• TASK: For each line in the data below that has the word "grad", copy that line.

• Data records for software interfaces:
______________________________
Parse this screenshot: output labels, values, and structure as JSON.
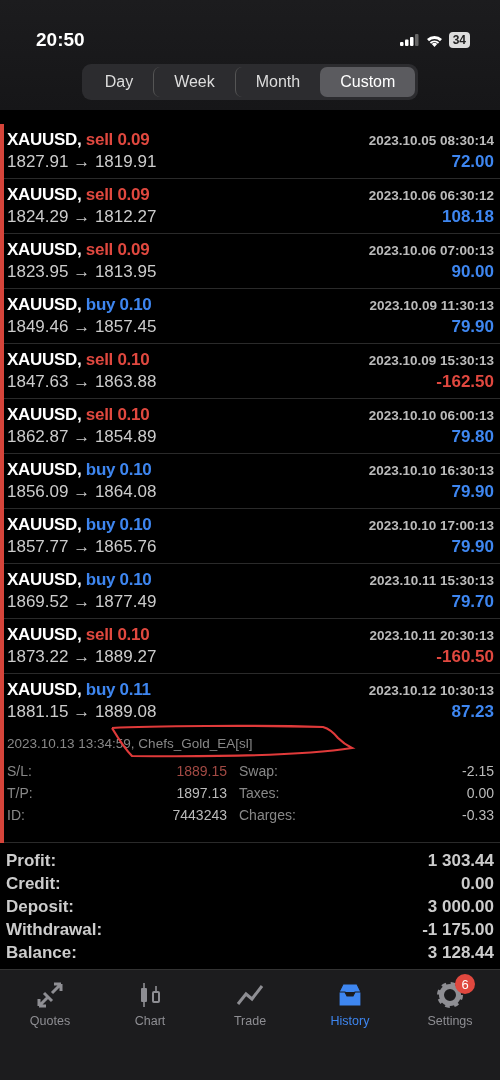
{
  "status_bar": {
    "time": "20:50",
    "battery": "34"
  },
  "periods": [
    {
      "label": "Day",
      "selected": false
    },
    {
      "label": "Week",
      "selected": false
    },
    {
      "label": "Month",
      "selected": false
    },
    {
      "label": "Custom",
      "selected": true
    }
  ],
  "deals": [
    {
      "symbol": "XAUUSD,",
      "side": "sell",
      "volume": "0.09",
      "prices": "1827.91 → 1819.91",
      "time": "2023.10.05 08:30:14",
      "profit": "72.00"
    },
    {
      "symbol": "XAUUSD,",
      "side": "sell",
      "volume": "0.09",
      "prices": "1824.29 → 1812.27",
      "time": "2023.10.06 06:30:12",
      "profit": "108.18"
    },
    {
      "symbol": "XAUUSD,",
      "side": "sell",
      "volume": "0.09",
      "prices": "1823.95 → 1813.95",
      "time": "2023.10.06 07:00:13",
      "profit": "90.00"
    },
    {
      "symbol": "XAUUSD,",
      "side": "buy",
      "volume": "0.10",
      "prices": "1849.46 → 1857.45",
      "time": "2023.10.09 11:30:13",
      "profit": "79.90"
    },
    {
      "symbol": "XAUUSD,",
      "side": "sell",
      "volume": "0.10",
      "prices": "1847.63 → 1863.88",
      "time": "2023.10.09 15:30:13",
      "profit": "-162.50"
    },
    {
      "symbol": "XAUUSD,",
      "side": "sell",
      "volume": "0.10",
      "prices": "1862.87 → 1854.89",
      "time": "2023.10.10 06:00:13",
      "profit": "79.80"
    },
    {
      "symbol": "XAUUSD,",
      "side": "buy",
      "volume": "0.10",
      "prices": "1856.09 → 1864.08",
      "time": "2023.10.10 16:30:13",
      "profit": "79.90"
    },
    {
      "symbol": "XAUUSD,",
      "side": "buy",
      "volume": "0.10",
      "prices": "1857.77 → 1865.76",
      "time": "2023.10.10 17:00:13",
      "profit": "79.90"
    },
    {
      "symbol": "XAUUSD,",
      "side": "buy",
      "volume": "0.10",
      "prices": "1869.52 → 1877.49",
      "time": "2023.10.11 15:30:13",
      "profit": "79.70"
    },
    {
      "symbol": "XAUUSD,",
      "side": "sell",
      "volume": "0.10",
      "prices": "1873.22 → 1889.27",
      "time": "2023.10.11 20:30:13",
      "profit": "-160.50"
    }
  ],
  "expanded_deal": {
    "symbol": "XAUUSD,",
    "side": "buy",
    "volume": "0.11",
    "prices": "1881.15 → 1889.08",
    "time": "2023.10.12 10:30:13",
    "profit": "87.23",
    "comment": "2023.10.13 13:34:59, Chefs_Gold_EA[sl]",
    "details": [
      {
        "label": "S/L:",
        "value": "1889.15",
        "label2": "Swap:",
        "value2": "-2.15"
      },
      {
        "label": "T/P:",
        "value": "1897.13",
        "label2": "Taxes:",
        "value2": "0.00"
      },
      {
        "label": "ID:",
        "value": "7443243",
        "label2": "Charges:",
        "value2": "-0.33"
      }
    ]
  },
  "summary": [
    {
      "label": "Profit:",
      "value": "1 303.44"
    },
    {
      "label": "Credit:",
      "value": "0.00"
    },
    {
      "label": "Deposit:",
      "value": "3 000.00"
    },
    {
      "label": "Withdrawal:",
      "value": "-1 175.00"
    },
    {
      "label": "Balance:",
      "value": "3 128.44"
    }
  ],
  "tab_bar": [
    {
      "label": "Quotes",
      "kind": "quotes",
      "selected": false
    },
    {
      "label": "Chart",
      "kind": "chart",
      "selected": false
    },
    {
      "label": "Trade",
      "kind": "trade",
      "selected": false
    },
    {
      "label": "History",
      "kind": "history",
      "selected": true
    },
    {
      "label": "Settings",
      "kind": "settings",
      "selected": false,
      "badge": "6"
    }
  ]
}
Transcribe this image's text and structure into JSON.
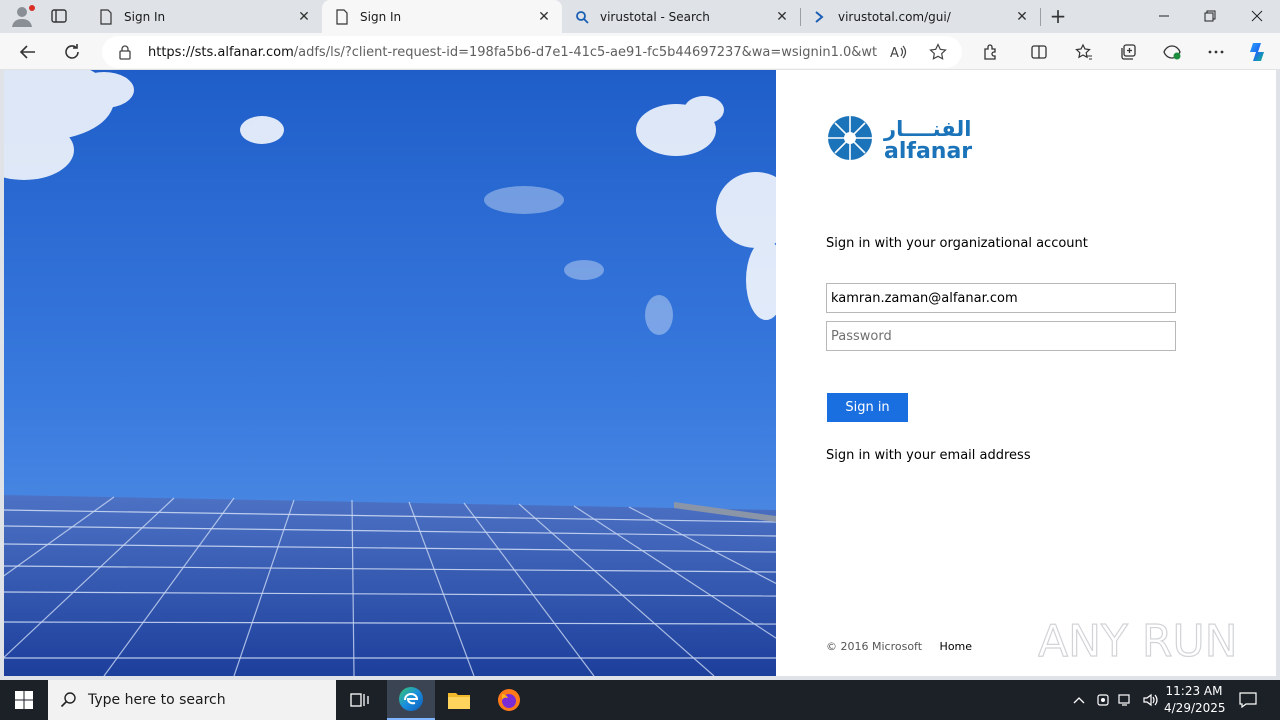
{
  "browser": {
    "tabs": [
      {
        "title": "Sign In",
        "icon": "page-icon",
        "active": false
      },
      {
        "title": "Sign In",
        "icon": "page-icon",
        "active": true
      },
      {
        "title": "virustotal - Search",
        "icon": "search-icon",
        "active": false
      },
      {
        "title": "virustotal.com/gui/",
        "icon": "virustotal-icon",
        "active": false
      }
    ],
    "url_host": "https://sts.alfanar.com",
    "url_path": "/adfs/ls/?client-request-id=198fa5b6-d7e1-41c5-ae91-fc5b44697237&wa=wsignin1.0&wtreal..."
  },
  "signin": {
    "logo_arabic": "الفنــــار",
    "logo_latin": "alfanar",
    "title": "Sign in with your organizational account",
    "username_value": "kamran.zaman@alfanar.com",
    "password_placeholder": "Password",
    "button_label": "Sign in",
    "email_link": "Sign in with your email address",
    "copyright": "© 2016 Microsoft",
    "home_link": "Home"
  },
  "watermark": {
    "text": "ANY RUN"
  },
  "taskbar": {
    "search_placeholder": "Type here to search",
    "time": "11:23 AM",
    "date": "4/29/2025"
  },
  "colors": {
    "accent": "#1a6fe0",
    "logo_blue": "#1b74b9",
    "sky": "#2f6ed6"
  }
}
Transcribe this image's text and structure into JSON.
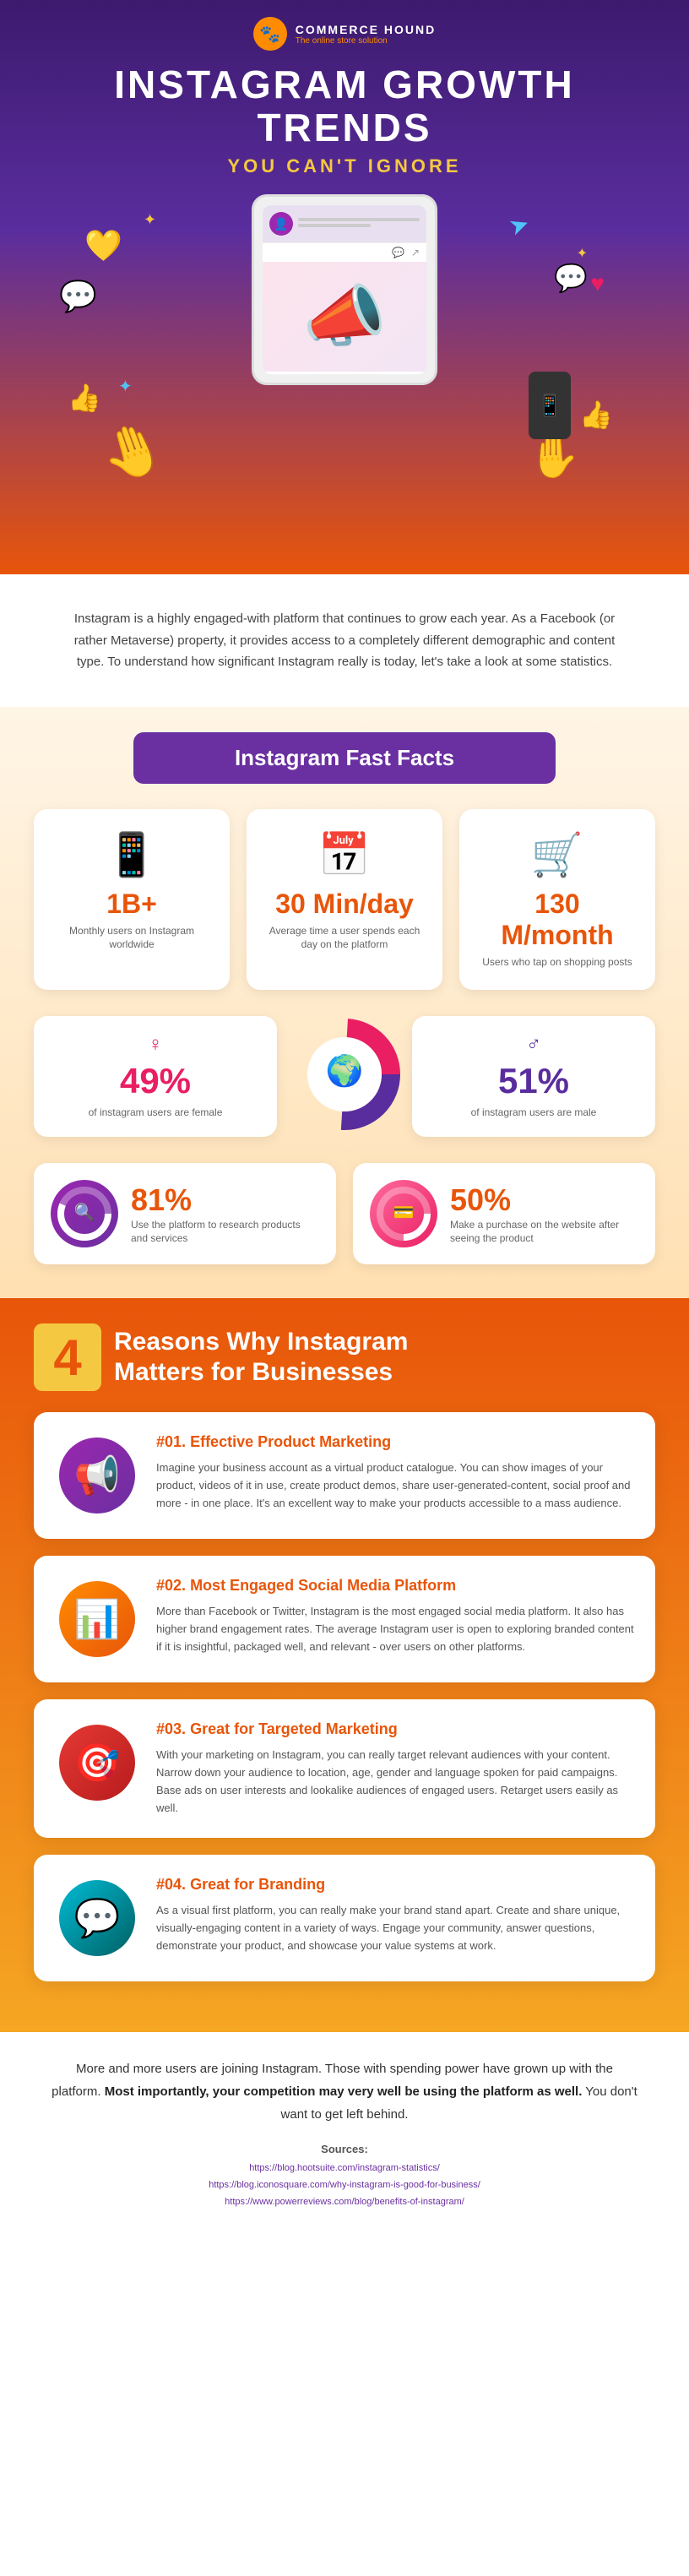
{
  "brand": {
    "logo_emoji": "🐾",
    "name": "COMMERCE HOUND",
    "tagline": "The online store solution"
  },
  "header": {
    "main_title": "INSTAGRAM GROWTH TRENDS",
    "sub_title": "YOU CAN'T IGNORE"
  },
  "intro": {
    "text": "Instagram is a highly engaged-with platform that continues to grow each year. As a Facebook (or rather Metaverse) property, it provides access to a completely different demographic and content type. To understand how significant Instagram really is today, let's take a look at some statistics."
  },
  "fast_facts": {
    "section_title": "Instagram Fast Facts",
    "stats": [
      {
        "icon": "📱",
        "number": "1B+",
        "label": "Monthly users on Instagram worldwide"
      },
      {
        "icon": "📅",
        "number": "30 Min/day",
        "label": "Average time a user spends each day on the platform"
      },
      {
        "icon": "🛒",
        "number": "130 M/month",
        "label": "Users who tap on shopping posts"
      }
    ],
    "gender": {
      "female_pct": "49%",
      "female_label": "of instagram users are female",
      "female_icon": "♀",
      "male_pct": "51%",
      "male_label": "of instagram users are male",
      "male_icon": "♂",
      "female_color": "#e91e63",
      "male_color": "#5a2d9e"
    },
    "bottom_stats": [
      {
        "icon": "🔍",
        "pct": "81%",
        "desc": "Use the platform to research products and services",
        "color_class": "purple"
      },
      {
        "icon": "💳",
        "pct": "50%",
        "desc": "Make a purchase on the website after seeing the product",
        "color_class": "pink"
      }
    ]
  },
  "reasons": {
    "section_number": "4",
    "section_title": "Reasons Why Instagram\nMatters for Businesses",
    "items": [
      {
        "id": "#01.",
        "title": "Effective Product Marketing",
        "text": "Imagine your business account as a virtual product catalogue. You can show images of your product, videos of it in use, create product demos, share user-generated-content, social proof and more - in one place. It's an excellent way to make your products accessible to a mass audience.",
        "icon": "📢",
        "color_class": "purple-grad"
      },
      {
        "id": "#02.",
        "title": "Most Engaged Social Media Platform",
        "text": "More than Facebook or Twitter, Instagram is the most engaged social media platform. It also has higher brand engagement rates. The average Instagram user is open to exploring branded content if it is insightful, packaged well, and relevant - over users on other platforms.",
        "icon": "📊",
        "color_class": "orange-grad"
      },
      {
        "id": "#03.",
        "title": "Great for Targeted Marketing",
        "text": "With your marketing on Instagram, you can really target relevant audiences with your content. Narrow down your audience to location, age, gender and language spoken for paid campaigns. Base ads on user interests and lookalike audiences of engaged users. Retarget users easily as well.",
        "icon": "🎯",
        "color_class": "red-grad"
      },
      {
        "id": "#04.",
        "title": "Great for Branding",
        "text": "As a visual first platform, you can really make your brand stand apart. Create and share unique, visually-engaging content in a variety of ways. Engage your community, answer questions, demonstrate your product, and showcase your value systems at work.",
        "icon": "💬",
        "color_class": "teal-grad"
      }
    ]
  },
  "footer": {
    "text_parts": [
      "More and more users are joining Instagram. Those with spending power have grown up with the platform. ",
      "Most importantly, your competition may very well be using the platform as well. ",
      "You don't want to get left behind."
    ],
    "sources_label": "Sources:",
    "sources": [
      "https://blog.hootsuite.com/instagram-statistics/",
      "https://blog.iconosquare.com/why-instagram-is-good-for-business/",
      "https://www.powerreviews.com/blog/benefits-of-instagram/"
    ]
  }
}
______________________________
• RESPONSE FOR THIS EXERCISE:
        "color_class": "purple-grad"
        "color_class": "orange-grad"
        "color_class": "red-grad"
        "color_class": "teal-grad"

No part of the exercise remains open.